However, from our point of view, a different perspective can be taken, providing valuable insights for customers from a different point of view.
The developed analysis products offer the advantage that they holistically illuminate the website from the content point of view and SEO point of view and also consider the user experience.
So you not only have the opportunity to learn a lot about the keywords used, but also to look at them in the flow of information or in terms of social media and thus a content marketing strategy. In addition, there are many other details that are available just for a decision to optimize or restructure in the context of a relaunch.
So it's about more than taking a different perspective, because the details are very comprehensive for customers - and always designed to be able to make a data-based decision afterwards.
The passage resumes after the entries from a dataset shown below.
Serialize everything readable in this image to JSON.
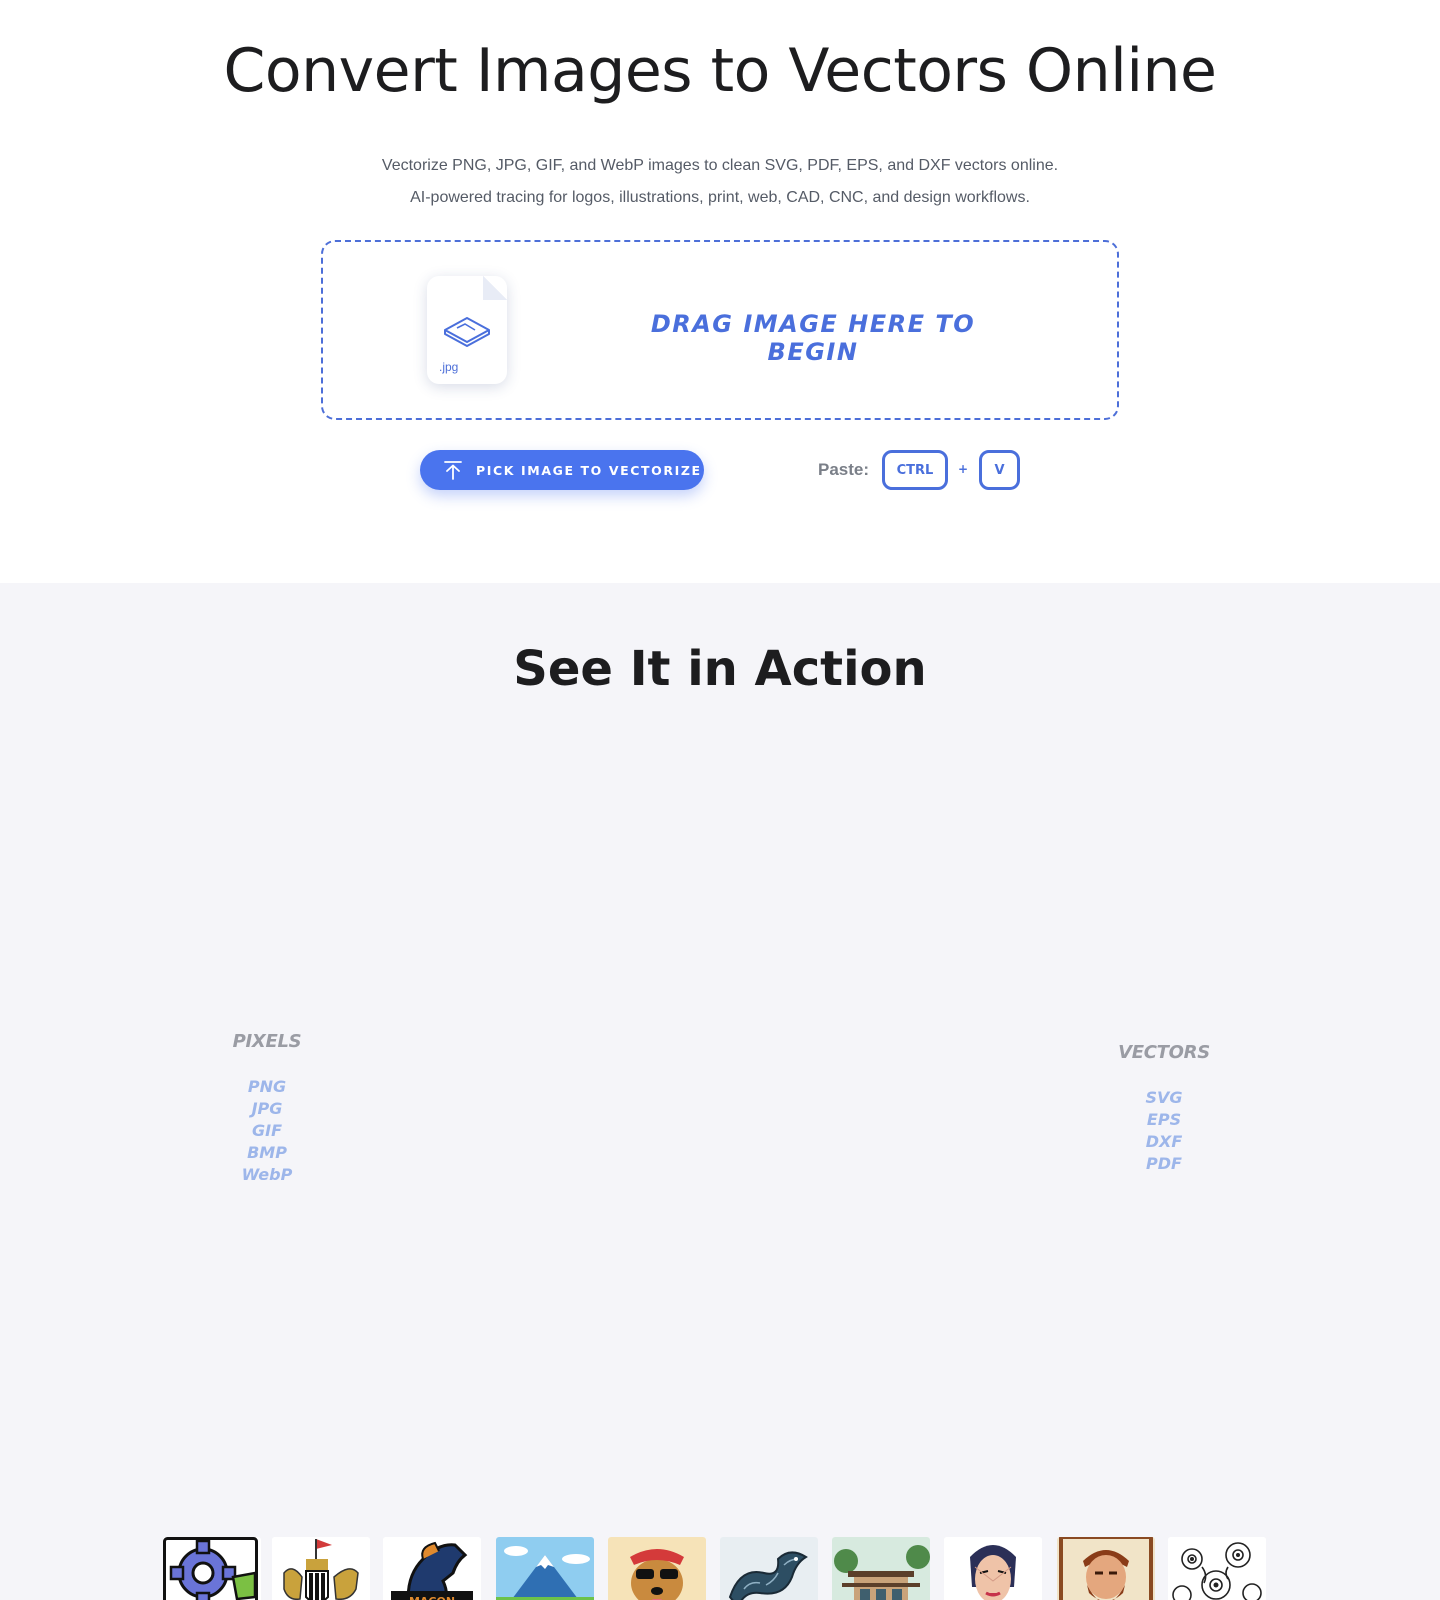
{
  "hero": {
    "title": "Convert Images to Vectors Online",
    "subtitle_line1": "Vectorize PNG, JPG, GIF, and WebP images to clean SVG, PDF, EPS, and DXF vectors online.",
    "subtitle_line2": "AI-powered tracing for logos, illustrations, print, web, CAD, CNC, and design workflows."
  },
  "dropzone": {
    "file_ext": ".jpg",
    "text": "DRAG IMAGE HERE TO BEGIN",
    "accent_color": "#4a6fdc"
  },
  "actions": {
    "pick_label": "PICK IMAGE TO VECTORIZE",
    "pick_icon": "upload-icon",
    "paste_label": "Paste:",
    "key_ctrl": "CTRL",
    "plus": "+",
    "key_v": "V",
    "button_color": "#4a74ee"
  },
  "action_section": {
    "title": "See It in Action",
    "pixels": {
      "heading": "PIXELS",
      "formats": [
        "PNG",
        "JPG",
        "GIF",
        "BMP",
        "WebP"
      ]
    },
    "vectors": {
      "heading": "VECTORS",
      "formats": [
        "SVG",
        "EPS",
        "DXF",
        "PDF"
      ]
    },
    "examples": [
      "gear-icon",
      "crest-icon",
      "horse-logo-icon",
      "mountain-icon",
      "dog-icon",
      "dragon-icon",
      "house-icon",
      "woman-portrait-icon",
      "bearded-man-icon",
      "floral-pattern-icon"
    ]
  }
}
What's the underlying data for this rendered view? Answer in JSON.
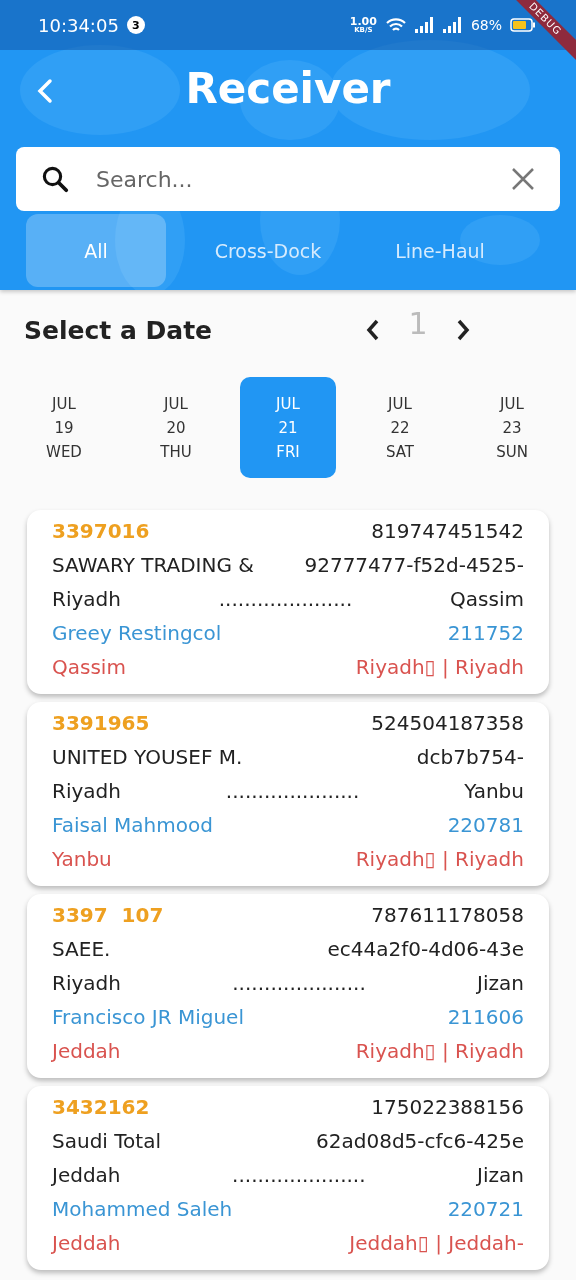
{
  "status_bar": {
    "time": "10:34:05",
    "notification_count": "3",
    "speed": "1.00",
    "speed_unit": "KB/S",
    "battery": "68%"
  },
  "debug_banner": "DEBUG",
  "header": {
    "title": "Receiver"
  },
  "search": {
    "placeholder": "Search..."
  },
  "tabs": [
    {
      "label": "All",
      "selected": true
    },
    {
      "label": "Cross-Dock",
      "selected": false
    },
    {
      "label": "Line-Haul",
      "selected": false
    }
  ],
  "date_picker": {
    "title": "Select a Date",
    "page": "1",
    "days": [
      {
        "month": "JUL",
        "day": "19",
        "weekday": "WED",
        "selected": false
      },
      {
        "month": "JUL",
        "day": "20",
        "weekday": "THU",
        "selected": false
      },
      {
        "month": "JUL",
        "day": "21",
        "weekday": "FRI",
        "selected": true
      },
      {
        "month": "JUL",
        "day": "22",
        "weekday": "SAT",
        "selected": false
      },
      {
        "month": "JUL",
        "day": "23",
        "weekday": "SUN",
        "selected": false
      }
    ]
  },
  "cards": [
    {
      "id": "3397016",
      "number": "819747451542",
      "company": "SAWARY TRADING &",
      "reference": "92777477-f52d-4525-",
      "origin": "Riyadh",
      "separator": ".....................",
      "destination": "Qassim",
      "contact": "Greey Restingcol",
      "code": "211752",
      "region": "Qassim",
      "route": "Riyadh▯ | Riyadh"
    },
    {
      "id": "3391965",
      "number": "524504187358",
      "company": "UNITED YOUSEF M.",
      "reference": "dcb7b754-",
      "origin": "Riyadh",
      "separator": ".....................",
      "destination": "Yanbu",
      "contact": "Faisal Mahmood",
      "code": "220781",
      "region": "Yanbu",
      "route": "Riyadh▯ | Riyadh"
    },
    {
      "id": "3397  107",
      "number": "787611178058",
      "company": "SAEE.",
      "reference": "ec44a2f0-4d06-43e",
      "origin": "Riyadh",
      "separator": ".....................",
      "destination": "Jizan",
      "contact": "Francisco JR Miguel",
      "code": "211606",
      "region": "Jeddah",
      "route": "Riyadh▯ | Riyadh"
    },
    {
      "id": "3432162",
      "number": "175022388156",
      "company": "Saudi Total",
      "reference": "62ad08d5-cfc6-425e",
      "origin": "Jeddah",
      "separator": ".....................",
      "destination": "Jizan",
      "contact": "Mohammed Saleh",
      "code": "220721",
      "region": "Jeddah",
      "route": "Jeddah▯ | Jeddah-"
    }
  ]
}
In this way, targeted optimization becomes possible in the first place.
Another advantage? We currently have a number of analysis products - the expansion of our range to answer even more questions in the future is already on the agenda.
Those who decide to have their own website technically analyzed receive valuable information based on the data of their own site. And thus creates a real basis for decisions and actions.
In a second part, we will look in detail at the analysis options for the data-driven inventory of a website and go into more detail about the advantages.
If you want to read more in the meantime, feel free to stop by at our blog.